***** Data

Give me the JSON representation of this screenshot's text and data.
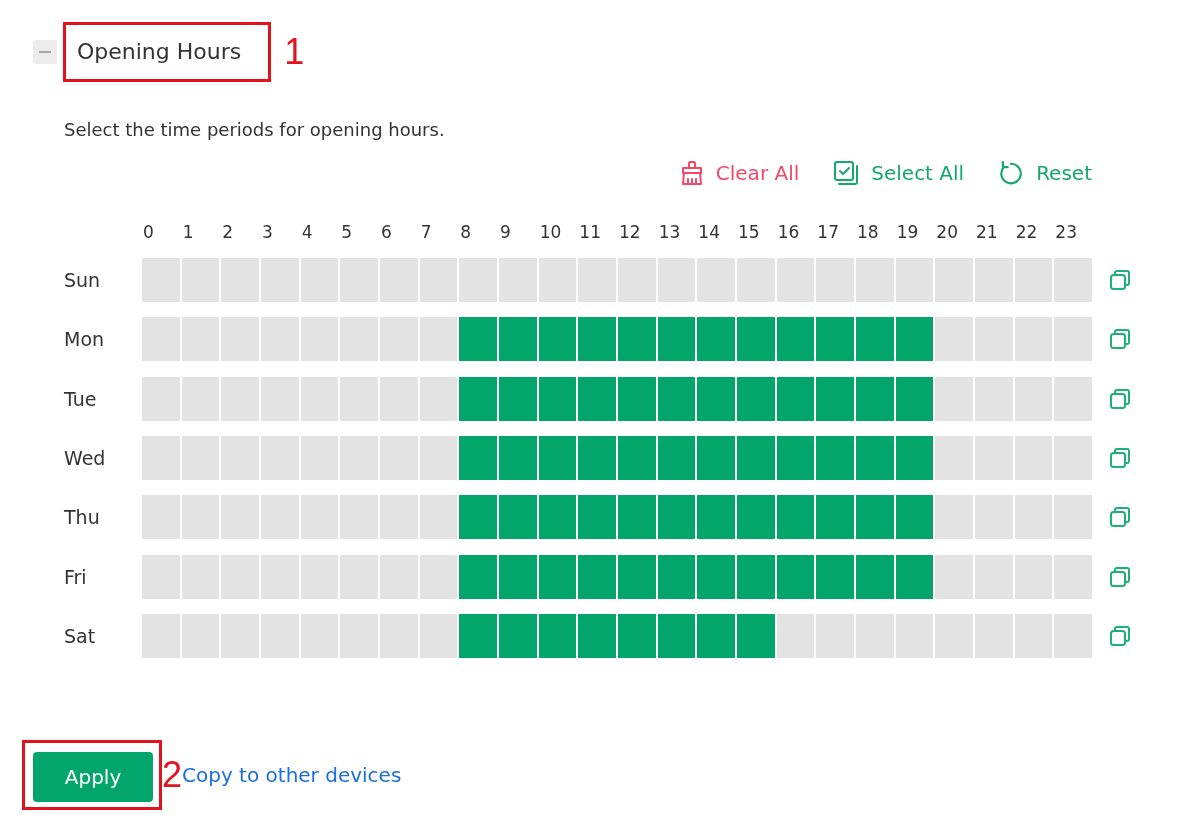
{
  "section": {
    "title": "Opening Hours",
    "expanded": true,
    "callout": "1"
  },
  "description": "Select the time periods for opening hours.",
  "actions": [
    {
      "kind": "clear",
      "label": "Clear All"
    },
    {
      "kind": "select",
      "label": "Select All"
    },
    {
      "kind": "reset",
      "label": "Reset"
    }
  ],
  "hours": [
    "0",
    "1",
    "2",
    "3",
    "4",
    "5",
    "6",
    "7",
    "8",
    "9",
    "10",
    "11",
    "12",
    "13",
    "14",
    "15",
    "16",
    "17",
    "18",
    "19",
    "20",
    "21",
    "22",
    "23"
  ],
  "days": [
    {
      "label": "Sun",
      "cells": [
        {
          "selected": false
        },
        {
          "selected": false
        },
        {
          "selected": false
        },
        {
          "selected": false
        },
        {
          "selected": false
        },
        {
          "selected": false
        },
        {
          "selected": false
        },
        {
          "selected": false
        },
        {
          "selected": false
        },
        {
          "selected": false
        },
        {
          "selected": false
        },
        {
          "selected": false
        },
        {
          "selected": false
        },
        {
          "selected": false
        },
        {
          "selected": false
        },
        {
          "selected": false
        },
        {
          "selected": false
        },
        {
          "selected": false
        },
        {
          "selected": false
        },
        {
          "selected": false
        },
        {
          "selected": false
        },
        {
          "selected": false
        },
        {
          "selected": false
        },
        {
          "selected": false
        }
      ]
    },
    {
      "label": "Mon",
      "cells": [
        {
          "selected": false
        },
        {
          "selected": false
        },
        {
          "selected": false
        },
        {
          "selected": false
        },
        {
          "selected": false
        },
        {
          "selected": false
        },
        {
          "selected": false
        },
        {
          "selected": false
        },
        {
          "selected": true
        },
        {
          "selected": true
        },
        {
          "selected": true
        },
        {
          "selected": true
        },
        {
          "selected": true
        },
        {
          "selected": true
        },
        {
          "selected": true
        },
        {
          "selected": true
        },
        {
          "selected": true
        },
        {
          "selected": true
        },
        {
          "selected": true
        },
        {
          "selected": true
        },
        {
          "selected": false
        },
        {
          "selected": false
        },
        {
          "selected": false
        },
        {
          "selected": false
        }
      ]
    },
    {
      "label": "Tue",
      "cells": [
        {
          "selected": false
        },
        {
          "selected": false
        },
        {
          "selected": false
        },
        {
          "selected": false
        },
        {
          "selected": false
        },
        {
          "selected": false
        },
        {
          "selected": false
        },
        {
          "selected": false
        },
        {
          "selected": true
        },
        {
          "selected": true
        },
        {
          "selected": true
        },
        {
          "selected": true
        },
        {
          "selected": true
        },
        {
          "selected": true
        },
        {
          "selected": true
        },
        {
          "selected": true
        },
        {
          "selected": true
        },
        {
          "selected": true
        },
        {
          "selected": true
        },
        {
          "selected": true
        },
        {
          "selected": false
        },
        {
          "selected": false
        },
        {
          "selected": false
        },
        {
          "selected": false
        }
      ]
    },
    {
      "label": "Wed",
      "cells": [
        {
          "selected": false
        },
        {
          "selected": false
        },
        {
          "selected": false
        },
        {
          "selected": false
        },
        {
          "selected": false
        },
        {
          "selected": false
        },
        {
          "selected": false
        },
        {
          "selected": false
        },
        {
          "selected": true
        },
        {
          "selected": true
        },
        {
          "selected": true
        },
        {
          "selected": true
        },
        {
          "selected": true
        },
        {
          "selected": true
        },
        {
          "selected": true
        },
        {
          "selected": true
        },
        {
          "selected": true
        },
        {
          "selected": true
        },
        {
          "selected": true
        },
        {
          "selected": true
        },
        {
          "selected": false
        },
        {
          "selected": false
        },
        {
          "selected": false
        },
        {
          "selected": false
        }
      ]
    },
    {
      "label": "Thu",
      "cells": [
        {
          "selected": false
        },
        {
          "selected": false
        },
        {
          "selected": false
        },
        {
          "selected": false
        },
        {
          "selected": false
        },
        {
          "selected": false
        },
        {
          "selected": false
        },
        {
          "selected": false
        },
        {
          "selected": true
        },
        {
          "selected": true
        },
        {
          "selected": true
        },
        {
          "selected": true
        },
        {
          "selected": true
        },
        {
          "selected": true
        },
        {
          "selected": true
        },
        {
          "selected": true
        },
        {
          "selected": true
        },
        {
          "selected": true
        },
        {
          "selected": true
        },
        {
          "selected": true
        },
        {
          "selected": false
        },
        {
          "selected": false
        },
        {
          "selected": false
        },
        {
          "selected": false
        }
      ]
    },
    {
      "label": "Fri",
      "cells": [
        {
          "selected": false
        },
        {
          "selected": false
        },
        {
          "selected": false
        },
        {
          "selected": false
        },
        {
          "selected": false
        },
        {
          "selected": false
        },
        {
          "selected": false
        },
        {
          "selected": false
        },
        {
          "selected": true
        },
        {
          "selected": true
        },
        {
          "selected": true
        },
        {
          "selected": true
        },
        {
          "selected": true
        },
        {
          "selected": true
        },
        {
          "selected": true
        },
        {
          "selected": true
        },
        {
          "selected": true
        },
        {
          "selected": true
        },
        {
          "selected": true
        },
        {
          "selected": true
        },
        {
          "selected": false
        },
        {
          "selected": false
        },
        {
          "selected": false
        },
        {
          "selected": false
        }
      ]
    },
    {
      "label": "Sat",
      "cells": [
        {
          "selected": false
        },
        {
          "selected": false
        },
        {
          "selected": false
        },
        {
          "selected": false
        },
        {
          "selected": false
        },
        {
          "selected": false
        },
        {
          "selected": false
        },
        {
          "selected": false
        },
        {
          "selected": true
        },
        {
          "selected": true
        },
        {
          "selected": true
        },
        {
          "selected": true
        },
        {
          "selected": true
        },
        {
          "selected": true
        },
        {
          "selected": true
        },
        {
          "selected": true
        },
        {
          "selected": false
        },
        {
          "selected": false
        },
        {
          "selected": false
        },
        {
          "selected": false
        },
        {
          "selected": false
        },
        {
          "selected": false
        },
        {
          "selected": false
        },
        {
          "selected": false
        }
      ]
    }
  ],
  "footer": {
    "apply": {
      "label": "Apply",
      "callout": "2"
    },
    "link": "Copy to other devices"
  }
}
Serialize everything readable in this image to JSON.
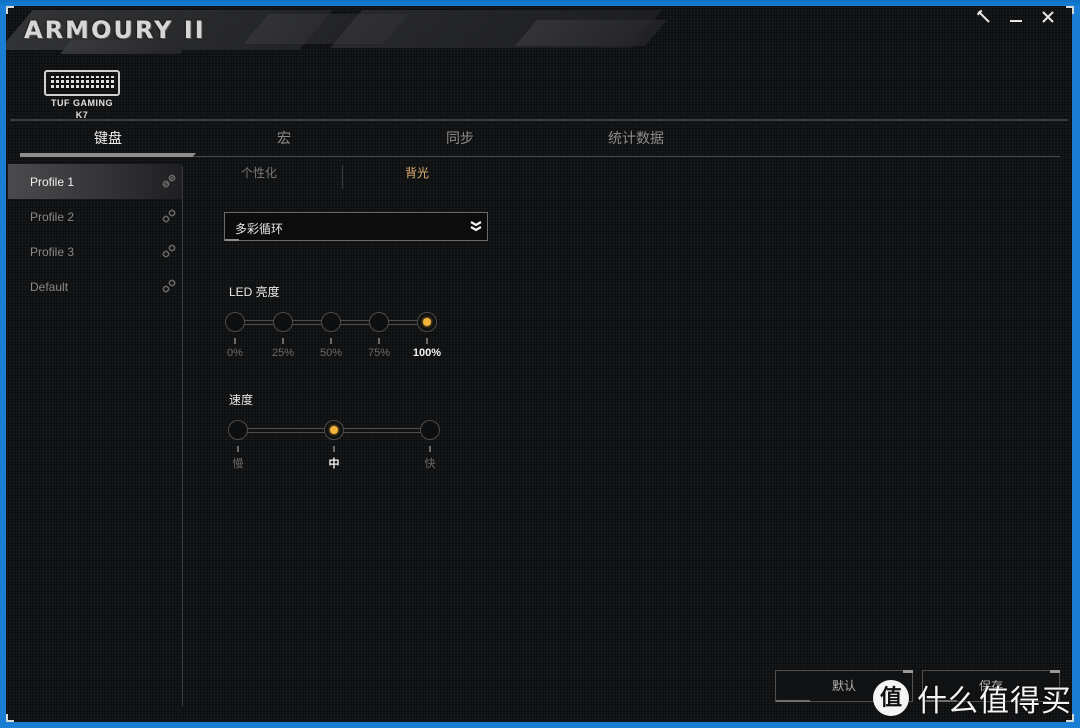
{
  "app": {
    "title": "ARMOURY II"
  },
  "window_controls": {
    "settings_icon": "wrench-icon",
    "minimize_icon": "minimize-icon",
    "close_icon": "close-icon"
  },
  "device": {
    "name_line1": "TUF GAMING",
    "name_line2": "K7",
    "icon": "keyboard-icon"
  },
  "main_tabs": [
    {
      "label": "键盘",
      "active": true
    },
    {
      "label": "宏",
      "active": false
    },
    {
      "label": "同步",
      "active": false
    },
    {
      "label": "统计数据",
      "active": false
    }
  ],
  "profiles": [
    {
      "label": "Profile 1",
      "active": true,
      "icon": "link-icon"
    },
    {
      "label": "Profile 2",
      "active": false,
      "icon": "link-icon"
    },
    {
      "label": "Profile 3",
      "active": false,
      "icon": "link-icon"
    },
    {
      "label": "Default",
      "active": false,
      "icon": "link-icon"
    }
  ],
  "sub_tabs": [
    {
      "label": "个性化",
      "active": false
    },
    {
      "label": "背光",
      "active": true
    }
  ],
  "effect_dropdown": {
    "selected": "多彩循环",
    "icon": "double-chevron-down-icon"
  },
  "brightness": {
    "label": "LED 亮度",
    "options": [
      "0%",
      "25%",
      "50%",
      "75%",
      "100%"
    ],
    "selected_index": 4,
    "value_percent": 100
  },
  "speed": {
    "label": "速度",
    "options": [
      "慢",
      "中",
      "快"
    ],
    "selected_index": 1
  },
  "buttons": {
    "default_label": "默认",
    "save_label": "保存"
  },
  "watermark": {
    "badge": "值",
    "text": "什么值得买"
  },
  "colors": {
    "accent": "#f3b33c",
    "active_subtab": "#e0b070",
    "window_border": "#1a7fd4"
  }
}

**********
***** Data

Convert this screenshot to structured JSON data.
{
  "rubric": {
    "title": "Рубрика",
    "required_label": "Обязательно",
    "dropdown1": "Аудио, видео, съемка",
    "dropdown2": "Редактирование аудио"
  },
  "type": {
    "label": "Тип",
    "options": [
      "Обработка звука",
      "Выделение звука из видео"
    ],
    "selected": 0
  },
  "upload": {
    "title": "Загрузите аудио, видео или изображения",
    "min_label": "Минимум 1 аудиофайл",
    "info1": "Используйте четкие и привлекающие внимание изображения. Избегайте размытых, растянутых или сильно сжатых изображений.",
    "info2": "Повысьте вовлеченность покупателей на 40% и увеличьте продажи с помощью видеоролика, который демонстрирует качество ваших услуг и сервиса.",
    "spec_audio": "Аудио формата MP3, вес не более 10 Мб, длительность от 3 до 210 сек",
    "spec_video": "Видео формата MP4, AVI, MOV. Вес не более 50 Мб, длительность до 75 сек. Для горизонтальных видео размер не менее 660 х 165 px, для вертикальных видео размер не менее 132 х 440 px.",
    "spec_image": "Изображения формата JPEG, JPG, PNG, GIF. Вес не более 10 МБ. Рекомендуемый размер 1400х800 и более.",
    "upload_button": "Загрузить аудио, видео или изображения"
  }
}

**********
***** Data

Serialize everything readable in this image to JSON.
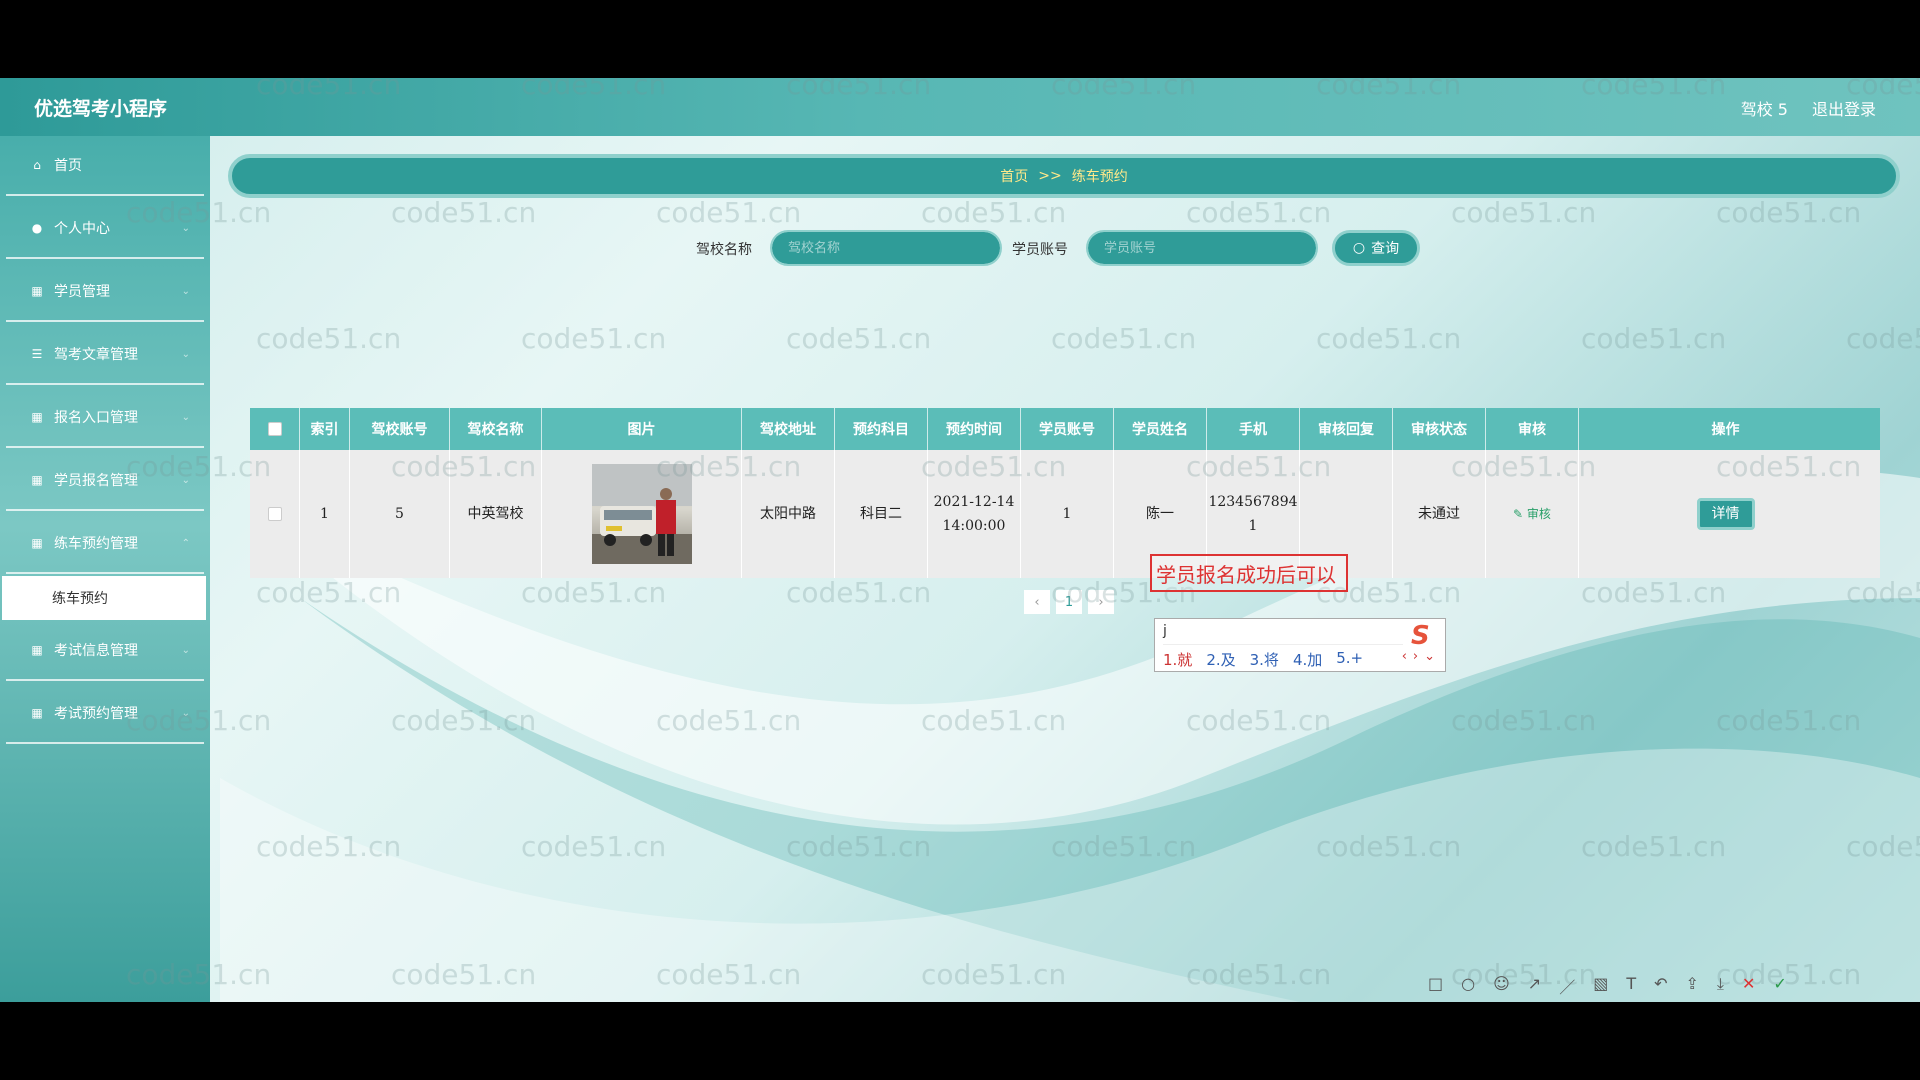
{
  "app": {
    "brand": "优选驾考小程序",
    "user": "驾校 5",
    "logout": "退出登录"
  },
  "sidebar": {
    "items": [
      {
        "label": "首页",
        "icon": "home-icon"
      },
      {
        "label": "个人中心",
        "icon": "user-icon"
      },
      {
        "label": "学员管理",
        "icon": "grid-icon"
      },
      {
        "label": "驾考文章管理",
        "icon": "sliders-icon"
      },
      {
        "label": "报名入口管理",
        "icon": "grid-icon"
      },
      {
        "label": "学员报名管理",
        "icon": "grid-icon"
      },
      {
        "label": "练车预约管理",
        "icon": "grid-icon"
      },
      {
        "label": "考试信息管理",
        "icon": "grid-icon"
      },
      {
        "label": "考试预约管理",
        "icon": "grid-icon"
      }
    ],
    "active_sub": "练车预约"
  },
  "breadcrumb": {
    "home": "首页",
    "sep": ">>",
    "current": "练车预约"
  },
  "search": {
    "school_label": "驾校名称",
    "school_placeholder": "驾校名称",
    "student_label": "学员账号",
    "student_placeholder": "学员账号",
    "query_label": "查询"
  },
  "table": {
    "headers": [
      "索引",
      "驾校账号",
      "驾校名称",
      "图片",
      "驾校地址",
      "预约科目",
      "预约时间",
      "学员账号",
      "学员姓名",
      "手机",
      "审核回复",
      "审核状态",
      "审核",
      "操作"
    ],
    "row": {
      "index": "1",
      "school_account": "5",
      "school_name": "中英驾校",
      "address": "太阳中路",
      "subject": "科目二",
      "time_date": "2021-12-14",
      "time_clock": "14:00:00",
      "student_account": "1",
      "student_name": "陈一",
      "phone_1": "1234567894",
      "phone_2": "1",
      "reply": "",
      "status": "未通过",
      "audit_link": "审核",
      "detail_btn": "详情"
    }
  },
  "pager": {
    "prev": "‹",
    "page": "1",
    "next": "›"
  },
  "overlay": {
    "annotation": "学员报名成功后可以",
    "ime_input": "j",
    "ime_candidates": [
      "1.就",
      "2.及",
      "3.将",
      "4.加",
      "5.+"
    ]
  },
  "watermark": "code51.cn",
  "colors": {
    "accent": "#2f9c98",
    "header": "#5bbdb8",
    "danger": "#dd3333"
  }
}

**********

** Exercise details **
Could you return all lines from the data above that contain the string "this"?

** Answer section **
Give me the JSON representation of this screenshot's text and data.
Serialize everything readable in this image to JSON.
Convert this screenshot to structured JSON data.
Serialize everything readable in this image to JSON.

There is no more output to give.